Exercise details: Find all lines with the word "colorizing" in the material, then copy them.

Stored data:
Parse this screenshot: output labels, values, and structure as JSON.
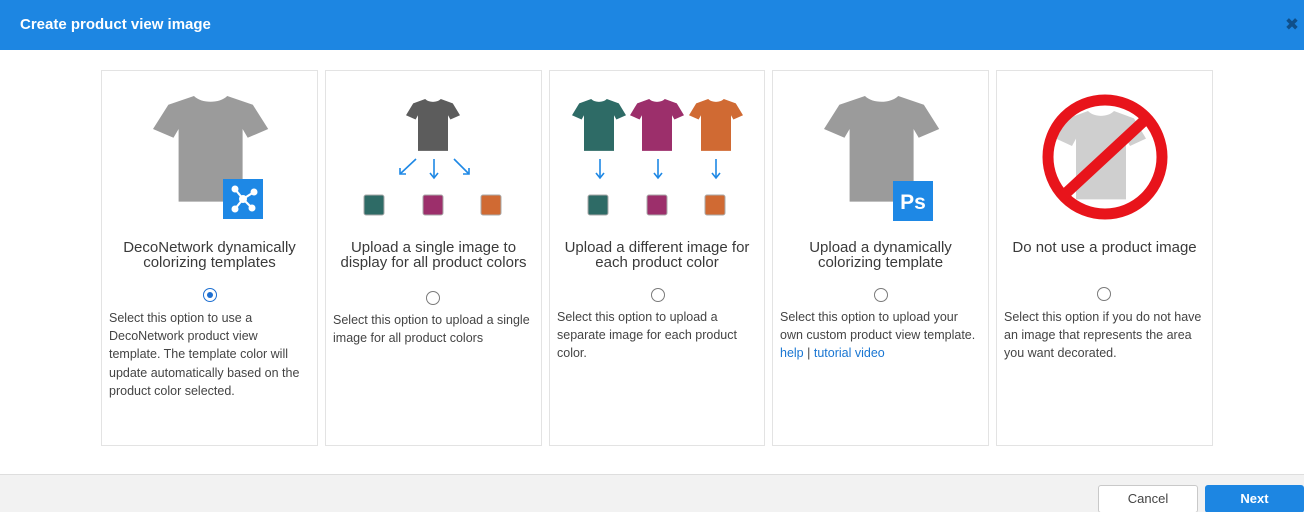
{
  "dialog": {
    "title": "Create product view image",
    "close_icon": "close-icon"
  },
  "colors": {
    "header": "#1d86e2",
    "shirt_gray": "#9b9b9b",
    "shirt_dark": "#5c5c5c",
    "teal": "#2e6b66",
    "magenta": "#9c2f6b",
    "orange": "#d06a33",
    "forbidden": "#e8141b"
  },
  "options": [
    {
      "title": "DecoNetwork dynamically colorizing templates",
      "description": "Select this option to use a DecoNetwork product view template. The template color will update automatically based on the product color selected.",
      "selected": true,
      "icon": "deconetwork-logo-icon"
    },
    {
      "title": "Upload a single image to display for all product colors",
      "description": "Select this option to upload a single image for all product colors",
      "selected": false,
      "icon": "tshirt-icon"
    },
    {
      "title": "Upload a different image for each product color",
      "description": "Select this option to upload a separate image for each product color.",
      "selected": false,
      "icon": "tshirt-icon"
    },
    {
      "title": "Upload a dynamically colorizing template",
      "description": "Select this option to upload your own custom product view template.",
      "help_link": "help",
      "separator": "|",
      "video_link": "tutorial video",
      "selected": false,
      "icon": "photoshop-icon"
    },
    {
      "title": "Do not use a product image",
      "description": "Select this option if you do not have an image that represents the area you want decorated.",
      "selected": false,
      "icon": "no-image-icon"
    }
  ],
  "footer": {
    "cancel_label": "Cancel",
    "next_label": "Next"
  }
}
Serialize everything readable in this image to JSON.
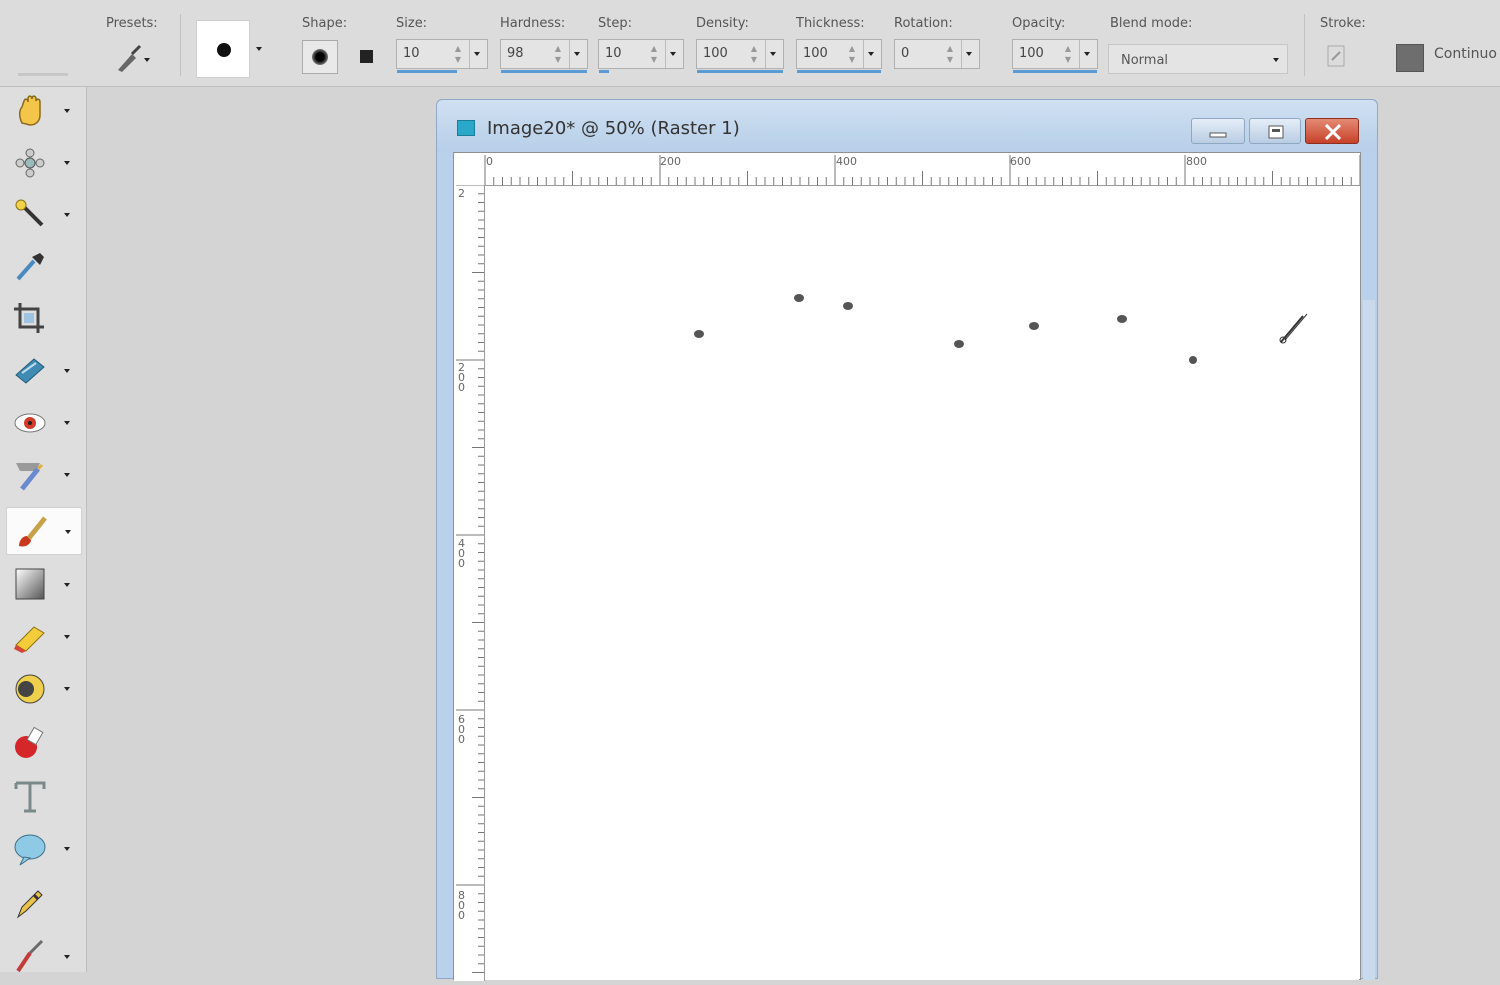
{
  "toolbar": {
    "presets_label": "Presets:",
    "shape_label": "Shape:",
    "size_label": "Size:",
    "size_value": "10",
    "hardness_label": "Hardness:",
    "hardness_value": "98",
    "step_label": "Step:",
    "step_value": "10",
    "density_label": "Density:",
    "density_value": "100",
    "thickness_label": "Thickness:",
    "thickness_value": "100",
    "rotation_label": "Rotation:",
    "rotation_value": "0",
    "opacity_label": "Opacity:",
    "opacity_value": "100",
    "blend_label": "Blend mode:",
    "blend_value": "Normal",
    "stroke_label": "Stroke:",
    "continuous_label": "Continuo"
  },
  "tools": [
    {
      "icon": "pan-hand-icon"
    },
    {
      "icon": "move-pick-icon"
    },
    {
      "icon": "magic-wand-icon"
    },
    {
      "icon": "dropper-icon"
    },
    {
      "icon": "crop-icon"
    },
    {
      "icon": "straighten-icon"
    },
    {
      "icon": "red-eye-icon"
    },
    {
      "icon": "makeover-icon"
    },
    {
      "icon": "paint-brush-icon",
      "active": true
    },
    {
      "icon": "gradient-icon"
    },
    {
      "icon": "eraser-icon"
    },
    {
      "icon": "smudge-icon"
    },
    {
      "icon": "flood-fill-icon"
    },
    {
      "icon": "text-icon"
    },
    {
      "icon": "preset-shape-icon"
    },
    {
      "icon": "pen-icon"
    },
    {
      "icon": "warp-brush-icon"
    }
  ],
  "document": {
    "title": "Image20* @  50% (Raster 1)",
    "ruler_h_labels": [
      "0",
      "200",
      "400",
      "600",
      "800"
    ],
    "ruler_v_labels": [
      "2",
      "2\n0\n0",
      "4\n0\n0",
      "6\n0\n0",
      "8\n0\n0"
    ],
    "accent": "#b9d1ea"
  }
}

Answer space:
      "title": "DecoNetwork dynamically colorizing templates",
      "title": "Upload a dynamically colorizing template",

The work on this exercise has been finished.